------ Material to process
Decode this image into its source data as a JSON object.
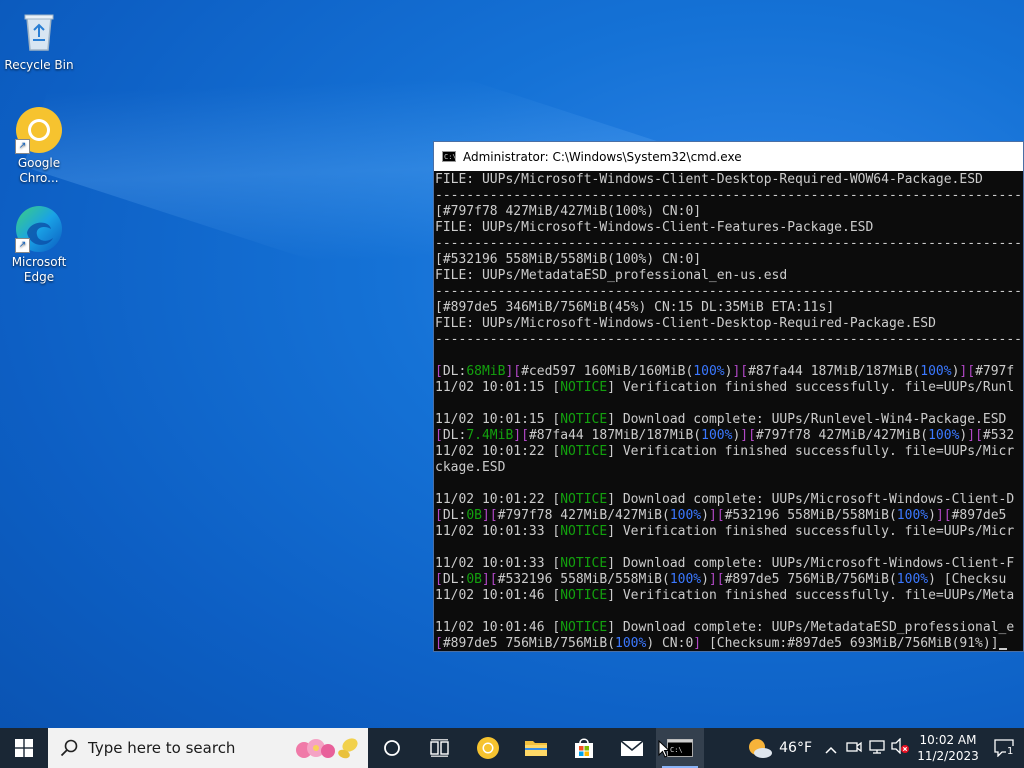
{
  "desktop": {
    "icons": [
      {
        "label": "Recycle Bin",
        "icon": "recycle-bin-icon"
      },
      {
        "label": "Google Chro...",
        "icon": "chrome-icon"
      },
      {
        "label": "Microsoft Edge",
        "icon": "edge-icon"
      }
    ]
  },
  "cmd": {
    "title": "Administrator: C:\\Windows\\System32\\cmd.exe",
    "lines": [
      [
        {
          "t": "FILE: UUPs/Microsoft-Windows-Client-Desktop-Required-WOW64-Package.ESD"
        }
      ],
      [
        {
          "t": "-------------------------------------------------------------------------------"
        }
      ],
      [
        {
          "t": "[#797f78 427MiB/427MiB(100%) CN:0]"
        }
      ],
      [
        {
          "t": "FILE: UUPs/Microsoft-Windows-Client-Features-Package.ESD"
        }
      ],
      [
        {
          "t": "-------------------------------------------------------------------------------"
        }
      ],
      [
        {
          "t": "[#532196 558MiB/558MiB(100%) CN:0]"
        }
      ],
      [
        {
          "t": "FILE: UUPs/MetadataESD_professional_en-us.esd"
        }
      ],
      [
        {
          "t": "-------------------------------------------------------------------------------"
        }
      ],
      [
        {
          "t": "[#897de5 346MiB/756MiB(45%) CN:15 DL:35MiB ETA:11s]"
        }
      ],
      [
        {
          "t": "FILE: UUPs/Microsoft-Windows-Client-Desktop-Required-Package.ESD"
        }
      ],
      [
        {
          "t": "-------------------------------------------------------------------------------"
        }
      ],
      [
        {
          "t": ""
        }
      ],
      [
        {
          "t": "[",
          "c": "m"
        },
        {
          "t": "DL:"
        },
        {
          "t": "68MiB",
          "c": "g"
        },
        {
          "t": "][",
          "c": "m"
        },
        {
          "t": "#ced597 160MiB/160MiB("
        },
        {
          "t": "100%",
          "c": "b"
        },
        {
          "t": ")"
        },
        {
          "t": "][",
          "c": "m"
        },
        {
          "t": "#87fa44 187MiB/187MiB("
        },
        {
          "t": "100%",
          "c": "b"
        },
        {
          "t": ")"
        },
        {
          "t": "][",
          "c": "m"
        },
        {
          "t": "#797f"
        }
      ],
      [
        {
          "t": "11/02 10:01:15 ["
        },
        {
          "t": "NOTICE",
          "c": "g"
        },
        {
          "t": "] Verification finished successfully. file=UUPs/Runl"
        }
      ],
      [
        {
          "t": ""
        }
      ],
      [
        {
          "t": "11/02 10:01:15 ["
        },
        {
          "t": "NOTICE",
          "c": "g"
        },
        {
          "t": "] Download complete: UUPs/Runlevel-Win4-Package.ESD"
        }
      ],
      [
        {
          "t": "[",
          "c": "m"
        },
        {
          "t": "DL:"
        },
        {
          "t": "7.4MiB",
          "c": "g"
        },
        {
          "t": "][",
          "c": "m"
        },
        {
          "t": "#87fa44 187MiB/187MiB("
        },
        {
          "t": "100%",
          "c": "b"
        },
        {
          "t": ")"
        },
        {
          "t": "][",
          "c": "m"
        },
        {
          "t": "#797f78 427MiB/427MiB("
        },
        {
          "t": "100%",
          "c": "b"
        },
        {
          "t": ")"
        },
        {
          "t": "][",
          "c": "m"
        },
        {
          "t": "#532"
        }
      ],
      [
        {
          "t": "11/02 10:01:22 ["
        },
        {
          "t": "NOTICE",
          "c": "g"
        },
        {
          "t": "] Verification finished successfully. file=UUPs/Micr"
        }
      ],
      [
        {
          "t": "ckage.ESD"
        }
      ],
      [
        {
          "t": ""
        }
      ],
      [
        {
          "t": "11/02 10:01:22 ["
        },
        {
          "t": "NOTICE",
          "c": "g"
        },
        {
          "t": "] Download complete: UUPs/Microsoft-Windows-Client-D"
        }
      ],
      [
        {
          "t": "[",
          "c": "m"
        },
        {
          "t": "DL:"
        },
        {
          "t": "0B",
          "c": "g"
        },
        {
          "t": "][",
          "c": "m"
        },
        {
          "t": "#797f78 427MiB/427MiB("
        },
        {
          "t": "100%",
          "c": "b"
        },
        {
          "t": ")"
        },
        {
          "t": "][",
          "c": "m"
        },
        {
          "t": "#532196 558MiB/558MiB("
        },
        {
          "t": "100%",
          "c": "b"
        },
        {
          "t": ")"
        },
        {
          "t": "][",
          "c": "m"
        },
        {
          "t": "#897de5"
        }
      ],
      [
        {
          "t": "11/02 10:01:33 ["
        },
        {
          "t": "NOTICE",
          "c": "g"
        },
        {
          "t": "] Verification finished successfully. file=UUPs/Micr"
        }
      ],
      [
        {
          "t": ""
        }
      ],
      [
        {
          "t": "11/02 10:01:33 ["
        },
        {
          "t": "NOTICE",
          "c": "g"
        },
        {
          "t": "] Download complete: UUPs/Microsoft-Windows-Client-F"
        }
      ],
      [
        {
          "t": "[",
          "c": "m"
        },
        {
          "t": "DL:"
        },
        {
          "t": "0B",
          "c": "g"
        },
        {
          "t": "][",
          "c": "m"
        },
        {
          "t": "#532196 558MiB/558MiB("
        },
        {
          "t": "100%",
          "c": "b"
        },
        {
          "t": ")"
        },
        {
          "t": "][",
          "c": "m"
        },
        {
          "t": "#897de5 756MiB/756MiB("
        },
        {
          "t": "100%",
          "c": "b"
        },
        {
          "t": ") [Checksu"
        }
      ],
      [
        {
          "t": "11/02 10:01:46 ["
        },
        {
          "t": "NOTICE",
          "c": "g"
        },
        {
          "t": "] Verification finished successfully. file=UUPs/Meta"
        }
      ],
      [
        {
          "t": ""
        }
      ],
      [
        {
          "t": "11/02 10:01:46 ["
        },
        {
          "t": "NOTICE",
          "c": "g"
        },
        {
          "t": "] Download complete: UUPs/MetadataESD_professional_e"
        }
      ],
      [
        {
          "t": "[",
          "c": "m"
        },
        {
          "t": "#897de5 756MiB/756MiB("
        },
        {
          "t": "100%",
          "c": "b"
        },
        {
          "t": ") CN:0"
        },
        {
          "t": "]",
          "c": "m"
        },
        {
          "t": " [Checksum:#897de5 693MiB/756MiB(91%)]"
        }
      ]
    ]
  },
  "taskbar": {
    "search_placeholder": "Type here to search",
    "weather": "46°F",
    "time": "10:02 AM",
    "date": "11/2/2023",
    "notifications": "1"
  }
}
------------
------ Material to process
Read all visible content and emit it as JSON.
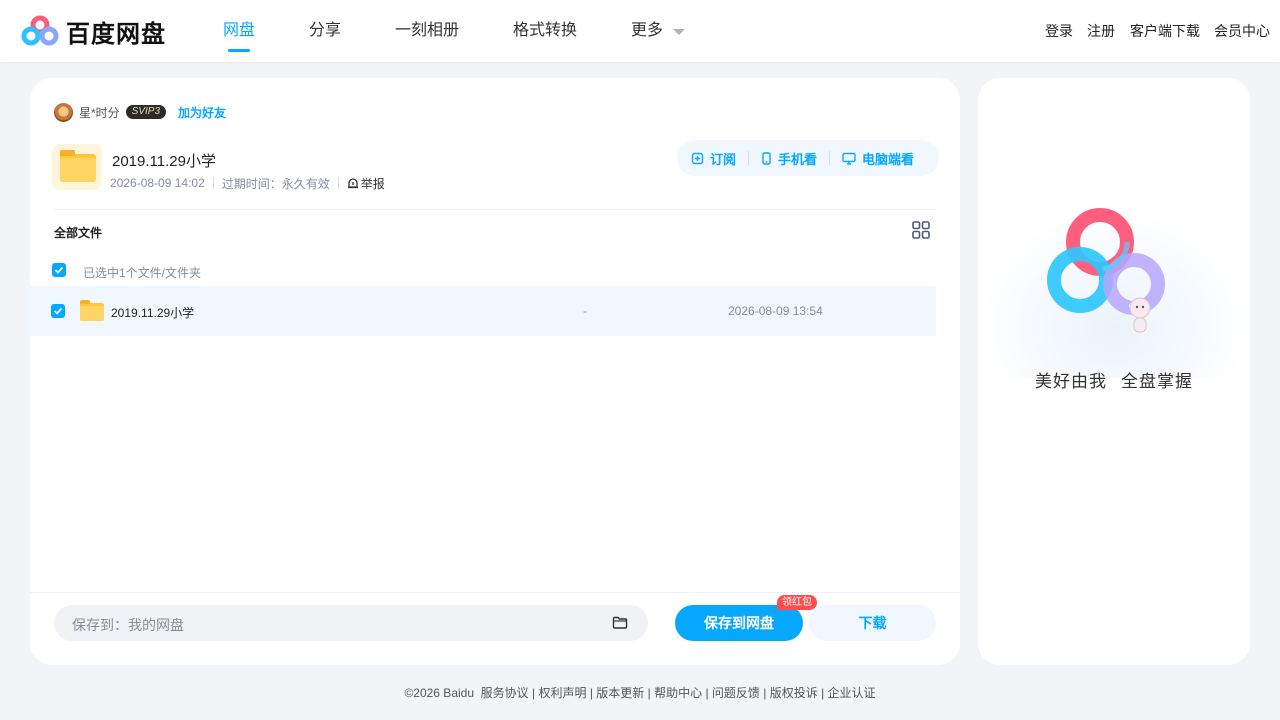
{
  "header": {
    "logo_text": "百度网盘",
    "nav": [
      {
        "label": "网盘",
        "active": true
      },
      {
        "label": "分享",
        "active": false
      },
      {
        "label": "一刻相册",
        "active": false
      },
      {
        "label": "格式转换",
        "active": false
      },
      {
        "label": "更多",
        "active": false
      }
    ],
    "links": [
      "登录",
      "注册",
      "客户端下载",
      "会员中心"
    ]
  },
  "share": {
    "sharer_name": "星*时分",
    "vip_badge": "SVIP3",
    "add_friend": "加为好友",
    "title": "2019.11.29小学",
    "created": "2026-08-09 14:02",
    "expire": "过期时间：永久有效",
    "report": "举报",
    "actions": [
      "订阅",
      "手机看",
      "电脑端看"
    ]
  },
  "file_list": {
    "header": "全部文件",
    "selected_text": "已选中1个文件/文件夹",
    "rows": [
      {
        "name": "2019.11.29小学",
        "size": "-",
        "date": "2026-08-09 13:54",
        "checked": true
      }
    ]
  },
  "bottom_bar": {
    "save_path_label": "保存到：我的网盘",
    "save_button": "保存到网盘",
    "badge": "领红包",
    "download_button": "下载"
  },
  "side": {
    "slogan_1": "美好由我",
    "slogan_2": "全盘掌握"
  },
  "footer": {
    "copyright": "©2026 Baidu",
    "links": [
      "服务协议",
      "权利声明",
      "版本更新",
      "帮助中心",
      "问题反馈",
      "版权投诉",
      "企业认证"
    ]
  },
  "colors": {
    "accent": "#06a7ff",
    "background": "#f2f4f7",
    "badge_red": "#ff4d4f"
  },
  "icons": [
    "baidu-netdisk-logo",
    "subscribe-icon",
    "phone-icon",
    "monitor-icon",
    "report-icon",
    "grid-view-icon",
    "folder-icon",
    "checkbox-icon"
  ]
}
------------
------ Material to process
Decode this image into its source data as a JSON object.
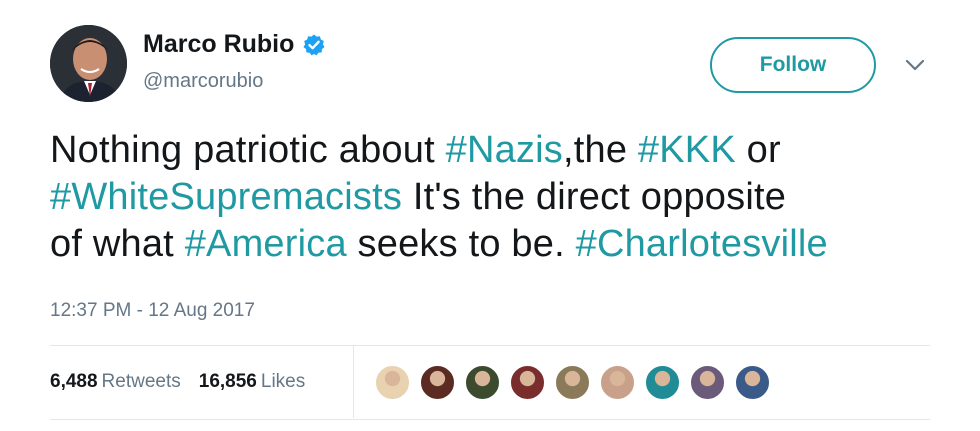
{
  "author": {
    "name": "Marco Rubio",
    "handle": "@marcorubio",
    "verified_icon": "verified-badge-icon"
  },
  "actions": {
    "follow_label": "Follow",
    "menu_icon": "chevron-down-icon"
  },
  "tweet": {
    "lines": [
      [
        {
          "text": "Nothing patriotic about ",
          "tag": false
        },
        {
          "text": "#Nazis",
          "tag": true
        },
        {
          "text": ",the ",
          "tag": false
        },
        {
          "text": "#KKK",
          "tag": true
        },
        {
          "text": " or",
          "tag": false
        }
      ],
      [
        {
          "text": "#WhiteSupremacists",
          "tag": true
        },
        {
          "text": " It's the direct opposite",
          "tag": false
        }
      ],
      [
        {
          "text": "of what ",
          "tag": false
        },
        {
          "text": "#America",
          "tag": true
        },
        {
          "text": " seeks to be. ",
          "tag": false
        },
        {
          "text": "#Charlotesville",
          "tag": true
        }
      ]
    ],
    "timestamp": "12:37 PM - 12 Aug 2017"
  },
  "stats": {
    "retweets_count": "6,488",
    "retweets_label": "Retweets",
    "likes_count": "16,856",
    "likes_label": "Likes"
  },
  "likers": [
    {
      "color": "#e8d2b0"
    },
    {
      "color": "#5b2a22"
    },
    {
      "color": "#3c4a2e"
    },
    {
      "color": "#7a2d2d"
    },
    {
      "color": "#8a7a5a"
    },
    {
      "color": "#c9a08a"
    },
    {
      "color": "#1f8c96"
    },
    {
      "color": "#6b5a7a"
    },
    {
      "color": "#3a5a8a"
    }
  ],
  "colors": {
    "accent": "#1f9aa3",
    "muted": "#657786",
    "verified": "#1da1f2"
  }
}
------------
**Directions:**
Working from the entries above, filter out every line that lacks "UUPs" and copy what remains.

**Exercise solution:**
          "t": "FILE: UUPs/Microsoft-Windows-Client-Desktop-Required-WOW64-Package.ESD"
          "t": "FILE: UUPs/Microsoft-Windows-Client-Features-Package.ESD"
          "t": "FILE: UUPs/MetadataESD_professional_en-us.esd"
          "t": "FILE: UUPs/Microsoft-Windows-Client-Desktop-Required-Package.ESD"
          "t": "] Verification finished successfully. file=UUPs/Runl"
          "t": "] Download complete: UUPs/Runlevel-Win4-Package.ESD"
          "t": "] Verification finished successfully. file=UUPs/Micr"
          "t": "] Download complete: UUPs/Microsoft-Windows-Client-D"
          "t": "] Verification finished successfully. file=UUPs/Micr"
          "t": "] Download complete: UUPs/Microsoft-Windows-Client-F"
          "t": "] Verification finished successfully. file=UUPs/Meta"
          "t": "] Download complete: UUPs/MetadataESD_professional_e"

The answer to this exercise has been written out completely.